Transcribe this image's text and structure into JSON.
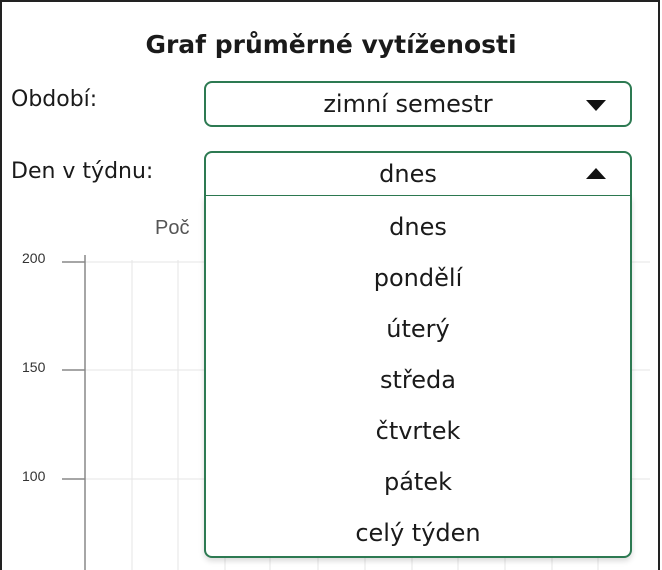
{
  "title": "Graf průměrné vytíženosti",
  "period": {
    "label": "Období:",
    "value": "zimní semestr"
  },
  "weekday": {
    "label": "Den v týdnu:",
    "value": "dnes",
    "options": [
      "dnes",
      "pondělí",
      "úterý",
      "středa",
      "čtvrtek",
      "pátek",
      "celý týden"
    ]
  },
  "chart": {
    "title_fragment": "Poč",
    "yticks": [
      "200",
      "150",
      "100"
    ]
  },
  "colors": {
    "accent": "#2d7a52"
  },
  "icons": {
    "period_arrow": "triangle-down-icon",
    "weekday_arrow": "triangle-up-icon"
  }
}
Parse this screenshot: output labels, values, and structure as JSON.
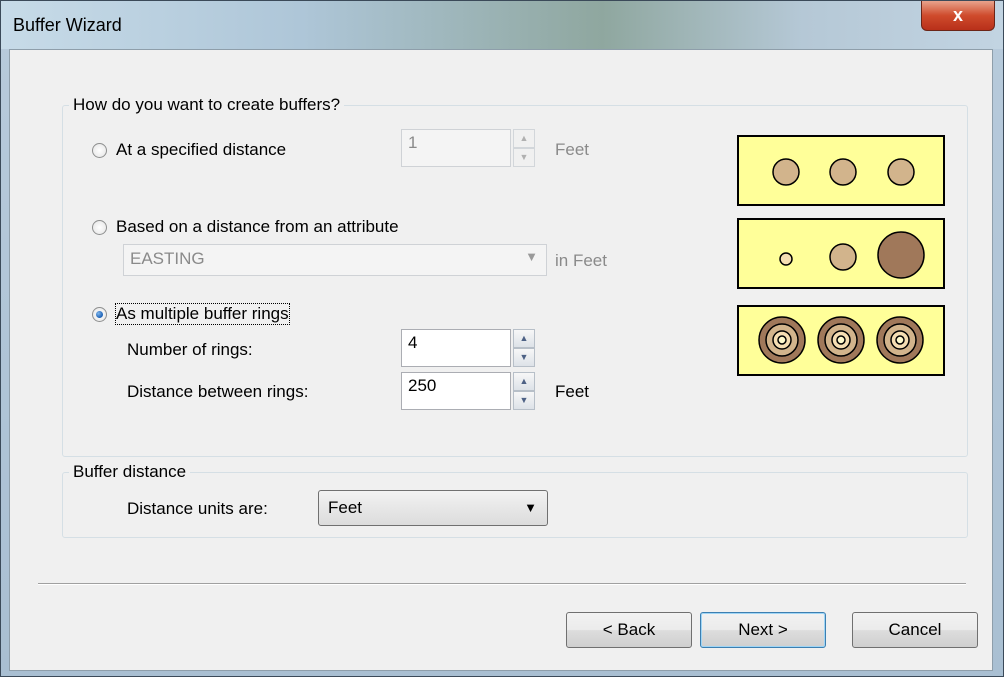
{
  "window": {
    "title": "Buffer Wizard",
    "close_glyph": "x"
  },
  "create_group": {
    "title": "How do you want to create buffers?",
    "option_distance": {
      "label": "At a specified distance",
      "checked": false,
      "value": "1",
      "unit": "Feet"
    },
    "option_attribute": {
      "label": "Based on a distance from an attribute",
      "checked": false,
      "field": "EASTING",
      "unit": "in Feet"
    },
    "option_rings": {
      "label": "As multiple buffer rings",
      "checked": true,
      "rings_label": "Number of rings:",
      "rings_value": "4",
      "distance_label": "Distance between rings:",
      "distance_value": "250",
      "unit": "Feet"
    }
  },
  "buffer_group": {
    "title": "Buffer distance",
    "units_label": "Distance units are:",
    "units_value": "Feet"
  },
  "buttons": {
    "back": "< Back",
    "next": "Next >",
    "cancel": "Cancel"
  },
  "colors": {
    "preview_bg": "#ffff99",
    "circle_fill": "#d2b48c",
    "circle_dark": "#a0785a"
  }
}
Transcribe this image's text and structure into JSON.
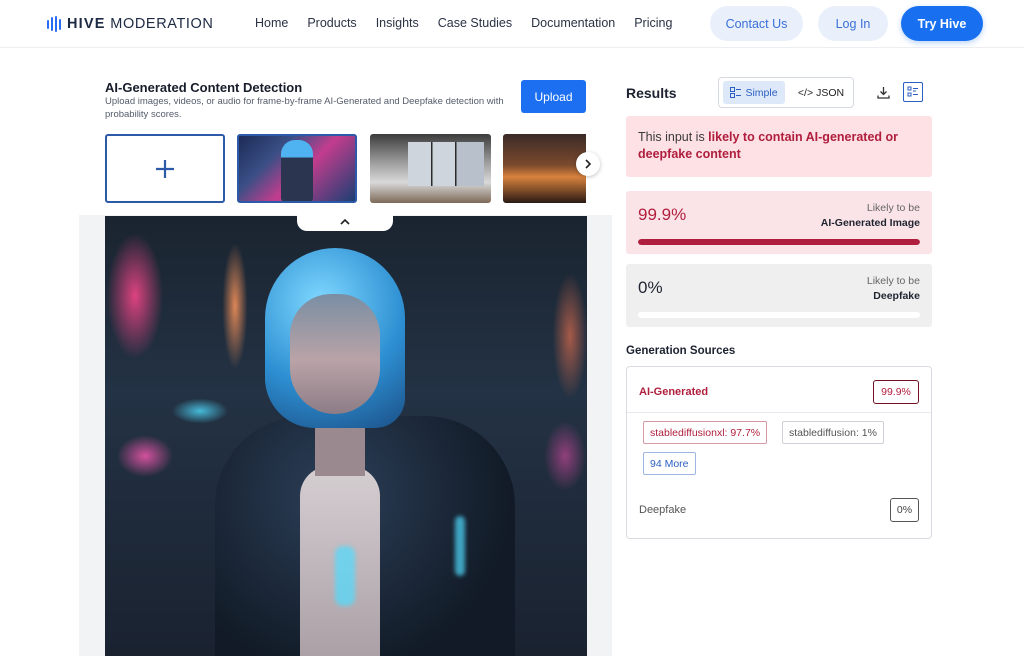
{
  "nav": {
    "brand_bold": "HIVE",
    "brand_rest": "MODERATION",
    "links": [
      "Home",
      "Products",
      "Insights",
      "Case Studies",
      "Documentation",
      "Pricing"
    ],
    "contact": "Contact Us",
    "login": "Log In",
    "try": "Try Hive"
  },
  "detection": {
    "title": "AI-Generated Content Detection",
    "description": "Upload images, videos, or audio for frame-by-frame AI-Generated and Deepfake detection with probability scores.",
    "upload_label": "Upload",
    "add_symbol": "+"
  },
  "results": {
    "title": "Results",
    "simple_label": "Simple",
    "json_label": "JSON",
    "json_prefix": "</>",
    "verdict_prefix": "This input is ",
    "verdict_highlight": "likely to contain AI-generated or deepfake content",
    "ai_generated": {
      "score": "99.9%",
      "likely_to_be": "Likely to be",
      "label": "AI-Generated Image",
      "fill_fraction": 0.999
    },
    "deepfake": {
      "score": "0%",
      "likely_to_be": "Likely to be",
      "label": "Deepfake",
      "fill_fraction": 0.0
    }
  },
  "generation_sources": {
    "title": "Generation Sources",
    "ai_label": "AI-Generated",
    "ai_value": "99.9%",
    "sources": [
      "stablediffusionxl: 97.7%",
      "stablediffusion: 1%"
    ],
    "more_label": "94 More",
    "deepfake_label": "Deepfake",
    "deepfake_value": "0%"
  },
  "colors": {
    "accent_blue": "#1b6ff0",
    "ai_red": "#b01e3d",
    "warn_bg": "#fde1e5"
  }
}
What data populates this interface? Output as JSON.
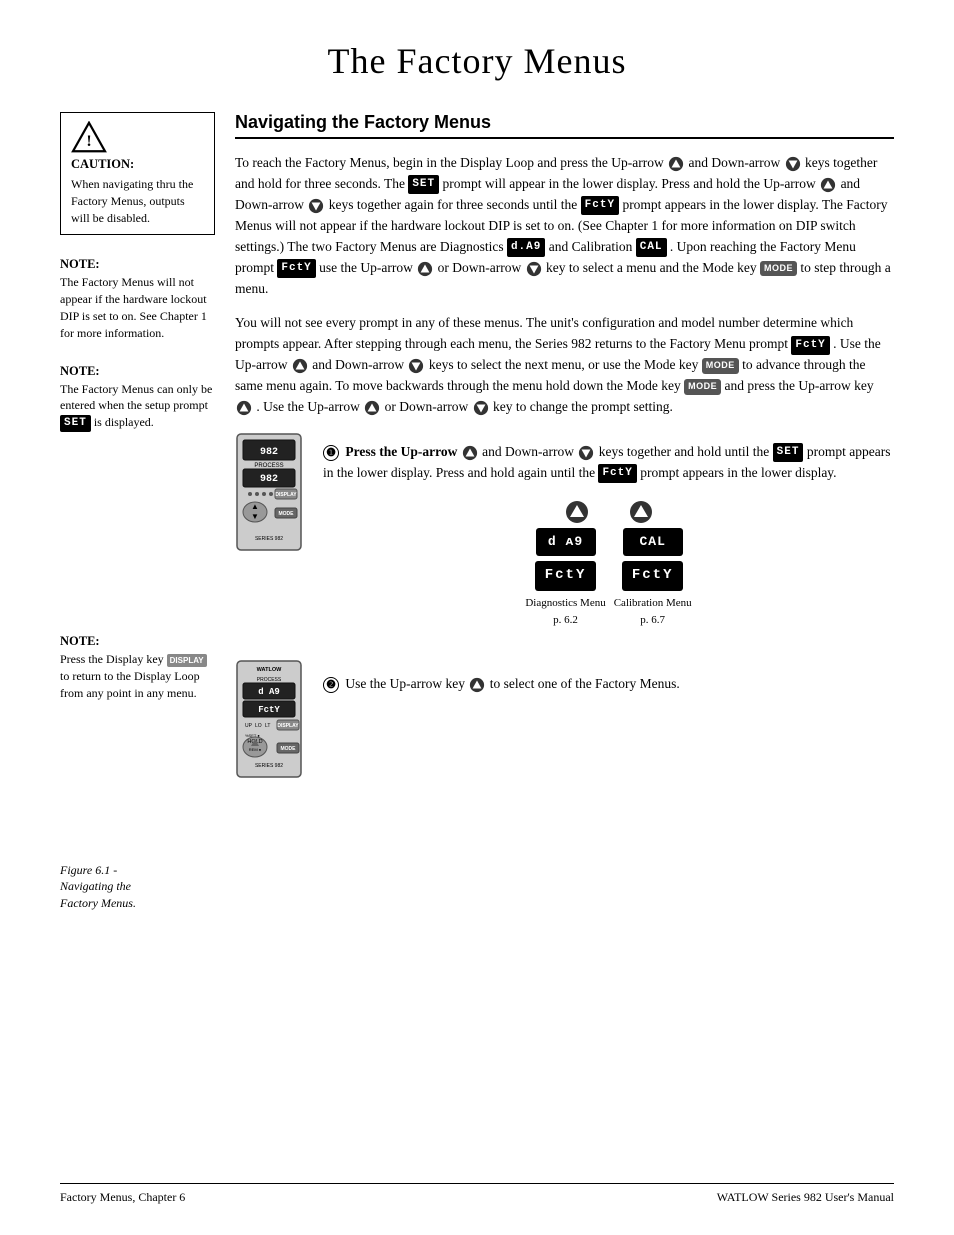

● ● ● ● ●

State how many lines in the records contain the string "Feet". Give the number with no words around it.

RESULT: 4